- ½ cup whole wheat flour (atta)
- ⅓ cup finger millet flour (ragi)
- ½ teaspoon cardamom powder (and or ginger powder)
- 2 tablespoons dried rose petals optional
Powder the sugar
- Use a mixie grinder or food processor to powder the sugar. If using jaggery blocks, use the grater to grate.
Dry roast seeds
- Heat a heavy-bottomed kadai (iron or steel) on a low to medium flame and dry roast the sesame seeds until light golden. Remove and keep aside. Next dry roast the coconut until light golden and remove them from the pan. You may skip coconut or use more seeds. Add more ghee to fry the gond in batches.
Check the oil temp
- It is crucial to fry the Gond pieces at the right temperature. Add one piece of Gond to the hot ghee to test the ghee temperature. If the Gond piece sizzles up to the surface and puffs up to almost double the size, then the oil is ready for action. If the Gond settles down in the oil, that means the oil temp is low so increase the heat. If the Gond comes up as soon as you drop it, that means the oil is too hot, so reduce it. Throughout the frying process, you will need to adjust the heat.
Fry the gond in batches
- Fry in batches because they double in size. I had fried ⅓ cup Gond in 5 to 8 batches! Make sure to stir each batch of Gond constantly until they fry evenly and puff up. Remove the puffed-up Gond using a slotted spoon and keep them aside on a plate. Add more ghee if required to fry the nuts.
Fry the nuts

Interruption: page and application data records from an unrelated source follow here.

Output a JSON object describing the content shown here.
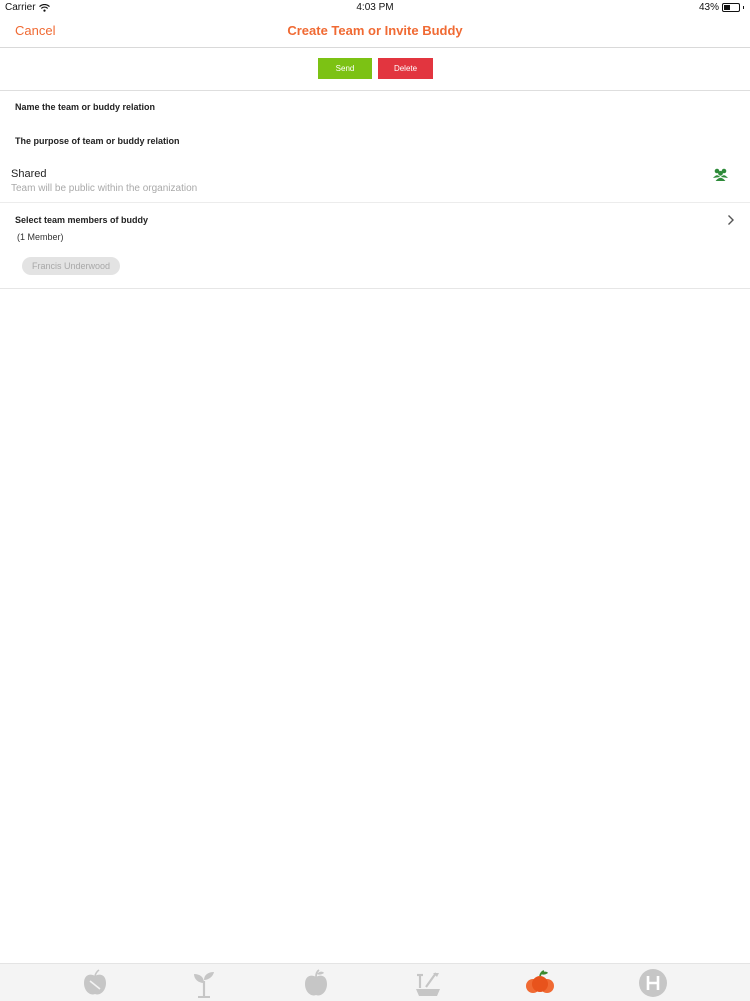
{
  "status_bar": {
    "carrier": "Carrier",
    "time": "4:03 PM",
    "battery": "43%",
    "battery_level": 0.43
  },
  "nav": {
    "cancel": "Cancel",
    "title": "Create Team or Invite Buddy"
  },
  "actions": {
    "send": "Send",
    "delete": "Delete"
  },
  "form": {
    "name_label": "Name the team or buddy relation",
    "purpose_label": "The purpose of team or buddy relation",
    "shared_title": "Shared",
    "shared_subtitle": "Team will be public within the organization",
    "members_label": "Select team members of buddy",
    "members_count": "(1 Member)",
    "members": [
      "Francis Underwood"
    ]
  },
  "tabbar": {
    "items": [
      "apple-outline-icon",
      "sprout-icon",
      "apple-icon",
      "tools-icon",
      "team-apples-icon",
      "h-icon"
    ],
    "active_index": 4
  },
  "colors": {
    "accent": "#f06a33",
    "send": "#7cc214",
    "delete": "#e2353f",
    "shared_icon": "#2e8b3a",
    "tab_inactive": "#c6c6c6"
  }
}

- Add some ghee and fry the almonds stirring often until the skin colour starts to darken. Remove using a slotted spoon and keep them aside. Add more ghee if required and fry the cashews and pistachios until aromatic. Remove and keep them aside. Add more ghee to toast the flour.
Toast the flour

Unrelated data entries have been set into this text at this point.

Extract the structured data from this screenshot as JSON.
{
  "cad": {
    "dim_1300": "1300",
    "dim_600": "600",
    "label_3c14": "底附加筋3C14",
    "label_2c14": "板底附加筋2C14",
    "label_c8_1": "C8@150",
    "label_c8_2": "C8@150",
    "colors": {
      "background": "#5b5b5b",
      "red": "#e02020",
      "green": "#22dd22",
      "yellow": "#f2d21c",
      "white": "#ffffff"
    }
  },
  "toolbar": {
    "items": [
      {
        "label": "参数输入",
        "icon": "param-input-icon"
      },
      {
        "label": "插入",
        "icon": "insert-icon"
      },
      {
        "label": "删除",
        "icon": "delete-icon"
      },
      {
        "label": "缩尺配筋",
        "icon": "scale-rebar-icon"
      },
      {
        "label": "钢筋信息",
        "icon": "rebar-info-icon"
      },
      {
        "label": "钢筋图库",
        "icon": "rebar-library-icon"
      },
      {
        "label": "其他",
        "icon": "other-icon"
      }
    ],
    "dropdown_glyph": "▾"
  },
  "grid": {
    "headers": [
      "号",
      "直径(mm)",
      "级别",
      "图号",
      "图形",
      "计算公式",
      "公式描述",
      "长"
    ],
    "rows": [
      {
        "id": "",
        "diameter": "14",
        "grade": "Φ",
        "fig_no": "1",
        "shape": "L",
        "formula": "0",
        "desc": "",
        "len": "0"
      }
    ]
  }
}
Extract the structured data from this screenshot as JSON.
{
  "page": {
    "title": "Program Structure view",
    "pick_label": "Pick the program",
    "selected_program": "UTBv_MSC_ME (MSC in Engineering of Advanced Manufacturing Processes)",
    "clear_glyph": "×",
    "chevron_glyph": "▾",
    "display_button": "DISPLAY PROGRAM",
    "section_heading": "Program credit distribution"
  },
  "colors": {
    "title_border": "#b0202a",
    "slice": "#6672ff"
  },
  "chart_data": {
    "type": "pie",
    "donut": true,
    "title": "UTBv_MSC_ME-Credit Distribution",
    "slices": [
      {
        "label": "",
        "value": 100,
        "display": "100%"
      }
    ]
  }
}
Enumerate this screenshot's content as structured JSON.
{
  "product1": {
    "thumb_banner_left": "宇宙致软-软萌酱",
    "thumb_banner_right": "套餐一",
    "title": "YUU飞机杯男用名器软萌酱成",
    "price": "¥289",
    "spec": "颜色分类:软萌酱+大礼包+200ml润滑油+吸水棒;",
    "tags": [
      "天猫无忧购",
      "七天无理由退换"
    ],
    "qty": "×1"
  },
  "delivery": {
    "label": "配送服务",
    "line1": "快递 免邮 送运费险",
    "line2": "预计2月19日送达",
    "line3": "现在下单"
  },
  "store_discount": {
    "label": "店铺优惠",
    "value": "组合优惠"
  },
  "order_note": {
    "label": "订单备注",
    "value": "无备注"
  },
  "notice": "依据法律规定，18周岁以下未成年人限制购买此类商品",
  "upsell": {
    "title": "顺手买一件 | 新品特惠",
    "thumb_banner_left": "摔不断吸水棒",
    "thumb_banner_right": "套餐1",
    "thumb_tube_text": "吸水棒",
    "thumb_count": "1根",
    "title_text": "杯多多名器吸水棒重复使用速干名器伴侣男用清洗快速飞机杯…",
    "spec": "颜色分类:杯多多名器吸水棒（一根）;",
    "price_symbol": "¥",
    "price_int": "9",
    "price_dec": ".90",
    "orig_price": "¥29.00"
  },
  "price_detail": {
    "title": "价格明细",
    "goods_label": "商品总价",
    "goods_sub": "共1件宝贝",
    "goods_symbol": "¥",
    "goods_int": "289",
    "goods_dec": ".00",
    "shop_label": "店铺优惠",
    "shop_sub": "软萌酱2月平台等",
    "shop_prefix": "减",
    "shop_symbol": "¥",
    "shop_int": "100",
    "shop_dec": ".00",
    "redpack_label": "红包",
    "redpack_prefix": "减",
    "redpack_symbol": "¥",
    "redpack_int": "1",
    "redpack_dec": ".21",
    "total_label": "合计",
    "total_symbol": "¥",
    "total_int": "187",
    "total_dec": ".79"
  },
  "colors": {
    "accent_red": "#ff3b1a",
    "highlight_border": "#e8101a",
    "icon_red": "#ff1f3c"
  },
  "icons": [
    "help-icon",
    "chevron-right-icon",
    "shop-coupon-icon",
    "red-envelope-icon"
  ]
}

- Reduce the flame to low. Add both the flour and keep stirring until the aroma gets nutty and the colour changes to darker shade. Keep stirring until the flour is roasted evenly. Don't be tempted to increase the flame, you may burn the flour. You will know the flour is toasted when it doesn't taste raw. Once done, remove the toasted flour from the pan to prevent gettng burnt.
Crush the fried Gond
- You can easily crush them using back of small bowl, rolling pin, or mortar and pestle.
Crush the fried nuts
- Add the fried nuts into the same grinder of powdered sugar and pulse it to coarse. Add the seeds and cococut and pulse a few times.
Make Gond ke ladoos
- After you finish crushing the fried Gond and nuts, check if the flour mix is still warm. If it is not, then reheat it on low flame stirring for a few minutes until the flour is warm to the touch. Switch off and stir in the powdered sugar, jaggery, crushed nuts, crushed Gond, cardamom powder and dried rose petals.
- Mix with a spoon and start making ladoos by grabbing a handful of the mixture and squeezing it tight first and then shaping them into balls inside your palm. The mixture will seem to be too dry but it will hold together. It took me close to a minute to shape one ball.
- Now, if you are the only person working on this, then the mixture will lose its warmth before you can finish making the balls. The weather can be the cause too. If this happens, take a small portion of the mix and add it to the kadai and reheat just to make it warm. Remove and mix it with the rest of the mixture and continue to make the balls. Repeat the process of lightly reheating a small portion to be able to make the balls.
- Let the Gond ladoos cool completely and you can store them in an airtight plastic or steel container. Serve as a mid-day breakie or evening snack with chai.
Did you make this recipe? Let me know!